Prostate Biopsy and the Gleason Score: What You Should Know
Deciphering the Results
Biopsied tissue is sent to a laboratory, where a pathologist views the cells under a microscope. When healthy cells become cancerous, their appearance begins to change. The more altered the cells look, the more dangerous the cancer is likely to be.
The results from a prostate biopsy are usually given in the form of the Gleason score. On the simplest level, this scoring system assigns a number from 2 to 10 to describe how abnormal the cells appear under a microscope. A score of 2 to 4 means the cells still look very much like normal cells and pose little danger of spreading quickly. A score of 8 to 10 indicates that the cells have very few features of a normal cell and are likely to be aggressive. A score of 5 to 7 indicates intermediate risk.
A careful, detailed look at the biopsy results gives your doctor an even more precise picture of what’s happening in your prostate, says Michael Morris, MD, an oncologist at Memorial Sloan-Kettering Cancer Center in New York. For each biopsy sample, pathologists examine the most common tumor pattern and the second most common pattern. Each is given a grade of 1 to 5. These grades are then combined to create the Gleason score. For example, if the most common tumor pattern is grade 2, and the next most common tumor pattern is grade 3, the Gleason score is 2 plus 3, or 5. Because the first number represents the majority of abnormal cells in the biopsy sample, a 3 + 4 is considered less aggressive than a 4 + 3. Combined scores of 8 or higher are the most aggressive cancers. Those under 6 have a better prognosis.

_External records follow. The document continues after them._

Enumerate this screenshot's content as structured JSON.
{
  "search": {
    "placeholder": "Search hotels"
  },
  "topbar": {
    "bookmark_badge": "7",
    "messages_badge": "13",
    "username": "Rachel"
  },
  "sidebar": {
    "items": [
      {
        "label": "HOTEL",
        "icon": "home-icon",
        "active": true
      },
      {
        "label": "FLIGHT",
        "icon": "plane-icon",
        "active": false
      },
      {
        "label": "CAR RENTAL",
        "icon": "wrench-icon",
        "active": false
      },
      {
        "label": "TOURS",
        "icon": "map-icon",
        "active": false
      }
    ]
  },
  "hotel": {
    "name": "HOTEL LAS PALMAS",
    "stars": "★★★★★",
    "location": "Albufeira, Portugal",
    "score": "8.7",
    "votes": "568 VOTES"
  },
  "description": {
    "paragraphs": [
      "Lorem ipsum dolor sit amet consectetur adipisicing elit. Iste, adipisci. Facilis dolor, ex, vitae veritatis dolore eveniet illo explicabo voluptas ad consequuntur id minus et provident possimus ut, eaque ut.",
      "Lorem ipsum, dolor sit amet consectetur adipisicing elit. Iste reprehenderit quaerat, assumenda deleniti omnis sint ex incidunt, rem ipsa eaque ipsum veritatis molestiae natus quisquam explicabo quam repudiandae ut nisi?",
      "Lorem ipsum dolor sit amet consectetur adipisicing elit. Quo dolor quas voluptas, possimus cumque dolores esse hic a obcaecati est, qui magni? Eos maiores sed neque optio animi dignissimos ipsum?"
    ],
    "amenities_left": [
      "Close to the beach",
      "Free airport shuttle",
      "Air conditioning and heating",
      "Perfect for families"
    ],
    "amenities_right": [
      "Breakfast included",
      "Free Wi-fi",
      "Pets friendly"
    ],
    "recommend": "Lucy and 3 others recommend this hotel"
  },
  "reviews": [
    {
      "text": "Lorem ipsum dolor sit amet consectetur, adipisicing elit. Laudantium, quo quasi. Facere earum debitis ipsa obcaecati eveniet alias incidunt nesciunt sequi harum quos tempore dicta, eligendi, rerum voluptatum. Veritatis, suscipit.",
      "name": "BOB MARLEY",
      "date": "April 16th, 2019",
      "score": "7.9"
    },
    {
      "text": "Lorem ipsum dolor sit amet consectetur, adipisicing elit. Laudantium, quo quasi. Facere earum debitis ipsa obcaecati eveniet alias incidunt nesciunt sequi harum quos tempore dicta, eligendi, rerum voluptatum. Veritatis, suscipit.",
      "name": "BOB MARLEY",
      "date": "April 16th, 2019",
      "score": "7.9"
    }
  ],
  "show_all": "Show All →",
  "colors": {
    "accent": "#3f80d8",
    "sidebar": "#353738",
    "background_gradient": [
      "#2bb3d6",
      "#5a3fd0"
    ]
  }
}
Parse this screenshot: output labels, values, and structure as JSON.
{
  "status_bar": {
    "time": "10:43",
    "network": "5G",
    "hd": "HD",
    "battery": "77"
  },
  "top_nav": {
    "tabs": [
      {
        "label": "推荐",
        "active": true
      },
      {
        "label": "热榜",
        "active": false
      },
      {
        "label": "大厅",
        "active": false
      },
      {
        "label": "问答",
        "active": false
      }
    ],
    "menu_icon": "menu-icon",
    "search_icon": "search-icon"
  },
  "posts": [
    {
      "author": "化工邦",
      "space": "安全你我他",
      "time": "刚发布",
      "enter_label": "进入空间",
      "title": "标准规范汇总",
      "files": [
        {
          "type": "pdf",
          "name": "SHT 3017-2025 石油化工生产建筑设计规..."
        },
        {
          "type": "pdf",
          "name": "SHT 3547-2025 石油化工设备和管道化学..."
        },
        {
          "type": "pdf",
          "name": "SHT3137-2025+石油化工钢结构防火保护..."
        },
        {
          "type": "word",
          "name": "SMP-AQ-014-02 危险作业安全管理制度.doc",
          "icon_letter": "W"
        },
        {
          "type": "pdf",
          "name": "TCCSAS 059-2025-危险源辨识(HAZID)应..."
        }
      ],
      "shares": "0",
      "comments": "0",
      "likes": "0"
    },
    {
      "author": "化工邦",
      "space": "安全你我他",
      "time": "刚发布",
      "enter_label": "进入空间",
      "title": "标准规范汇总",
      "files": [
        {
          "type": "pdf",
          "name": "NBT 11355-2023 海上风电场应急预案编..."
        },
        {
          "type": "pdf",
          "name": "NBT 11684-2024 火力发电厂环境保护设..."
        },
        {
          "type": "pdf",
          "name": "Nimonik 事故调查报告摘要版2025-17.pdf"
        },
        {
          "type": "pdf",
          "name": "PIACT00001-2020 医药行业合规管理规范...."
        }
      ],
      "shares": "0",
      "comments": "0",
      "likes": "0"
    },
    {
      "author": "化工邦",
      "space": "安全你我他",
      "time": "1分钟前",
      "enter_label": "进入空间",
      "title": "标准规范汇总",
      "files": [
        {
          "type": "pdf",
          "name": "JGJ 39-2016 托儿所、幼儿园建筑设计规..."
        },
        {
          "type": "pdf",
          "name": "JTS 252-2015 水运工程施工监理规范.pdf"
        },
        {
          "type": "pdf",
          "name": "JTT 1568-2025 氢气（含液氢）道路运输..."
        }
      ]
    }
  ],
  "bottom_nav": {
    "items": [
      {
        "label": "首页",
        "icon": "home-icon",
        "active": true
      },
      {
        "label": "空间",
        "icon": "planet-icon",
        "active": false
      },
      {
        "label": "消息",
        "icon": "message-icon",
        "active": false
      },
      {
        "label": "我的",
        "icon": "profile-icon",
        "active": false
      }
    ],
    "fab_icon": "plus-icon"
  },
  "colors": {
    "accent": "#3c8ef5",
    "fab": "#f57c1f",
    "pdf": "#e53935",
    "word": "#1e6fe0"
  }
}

It's important to remember that the Gleason score is assigned by a pathologist viewing cells under a microscope. Although the grading system has been shown to be reliable, it is not perfect. It depends on the skill of the pathologist observing the cells. For that reason, doctors may sometimes order a follow-up biopsy if they have any doubts or questions about the results.